The World Health Organisation (WHO) has ranked South Africa’s vaccine regulatory system at a functional level of maturity, according to WHO’s global classification system for national medical products regulatory authorities. This recognises that South Africa has a stable, well-functioning and integrated regulatory system to ensure the quality, safety, and effectiveness of vaccines manufactured, imported or distributed in the country.
WHO confirmed the country’s attainment of maturity level three (ML3)—the third of four levels in the WHO’s classification. Maturity level four (ML4) is the highest.
“This achievement affirms South Africa’s trailblazing endeavour in health research. Beyond its technical aspects, this milestone carries real implications for people’s health. We cannot talk about better health care without quality medical supplies,” said Dr. Matshidiso Moeti, WHO Regional Director for Africa.
“This is an important new step not only for South Africa, but for the region towards self-sufficiency in vaccines and medicines.”
“This rapid progress on vaccines regulation is a significant milestone for South Africa, the Southern African region and the continent. It is an important win for vaccine equity, as the country is a major manufacturer of medical products and this regulatory milestone will help maximise the impact of the mRNA vaccine technology hub.” said Dr. Tedros Adhanom Ghebreyesus, WHO Director-General.

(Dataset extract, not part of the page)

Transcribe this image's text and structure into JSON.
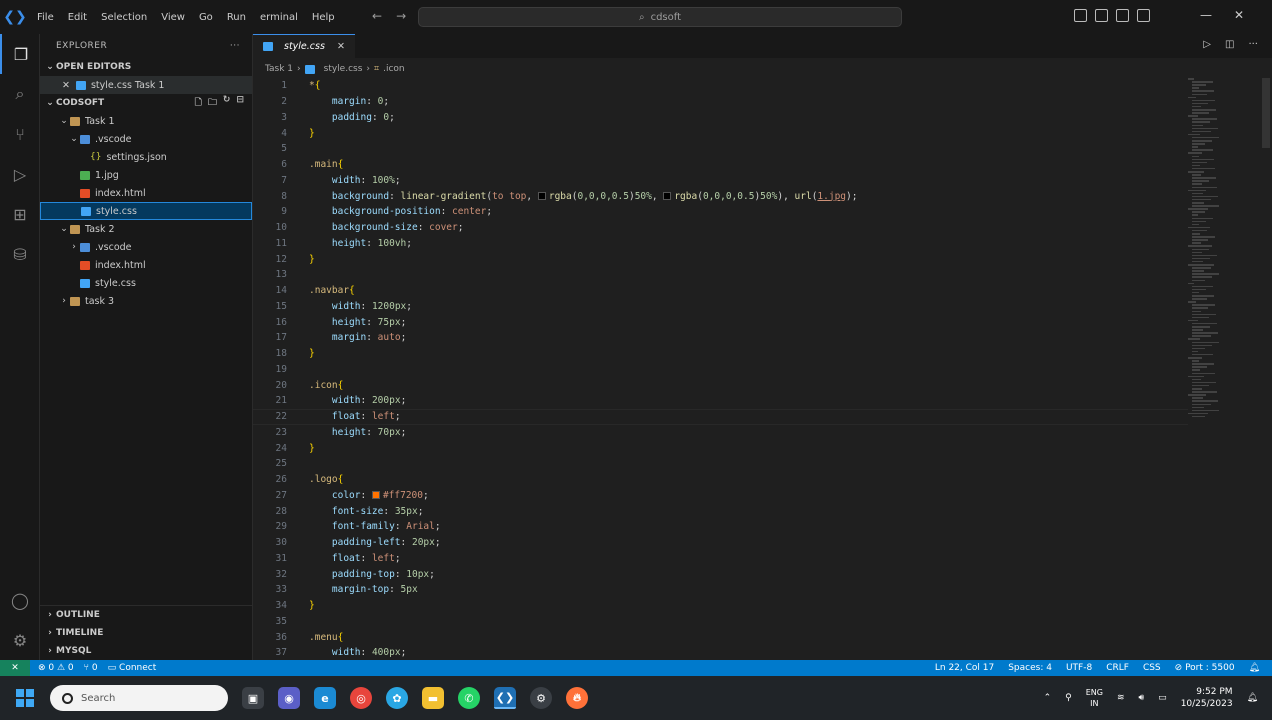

“We commend the tireless efforts of all those involved in ensuring the integrity and rigour of the health products registration processes. This achievement is testament to the role the regulator has played in ensuring that vaccines that are safe, efficacious and of a high quality are available in South Africa. SAHPRA will continue to be an agile and responsive African health products regulator, whilst working towards the aim of being a globally recognised as an enabler of access to safe, effective and quality health products” said Dr. Boitumelo Semete-Makokotlela, South African Health Products Regulatory Authority (SAHPRA) Chief Executive Officer.
In 2019, SAHPRA participated in WHO-supported self-benchmarking of its regulatory system and functions. Between July and August 2021, SAHPRA further refined and enhanced this self-benchmarking with WHO assistance.
In November 2021, WHO completed its benchmarking of SAHPRA, with a team of 19 international experts from 10 countries, which concluded that SAHPRA was required to address several gaps with regards to vaccines regulation. Recommendations were provided in the form of an Institutional Development Plan (IDP) for SAHPRA.
Between November 2021 and August 2022, SAHPRA made major progress in several areas including: staffing, quality management, establishing a framework for renewal of marketing authorization of medical products, and regulatory presence at ports of entry.
In September 2022, a subsequent WHO formal benchmarking mission concluded that SAHPRA had achieved ML3 for vaccines regulation.
SAHPRA is the fourth National Regulatory Authority (NRA) to become a ML3 regulatory authority for vaccines in the WHO African Region alongside Tanzania, Ghana and Nigeria.
It is the fifth to achieve this status in the African continent, following Egypt which achieved ML3 for vaccines earlier in 2022. This move to ML3 will significantly contribute to WHO work to build capacity in low- and middle-income countries to produce mRNA vaccines through a centre of excellence and training (the mRNA vaccine technology hub) located in Cape Town, South Africa.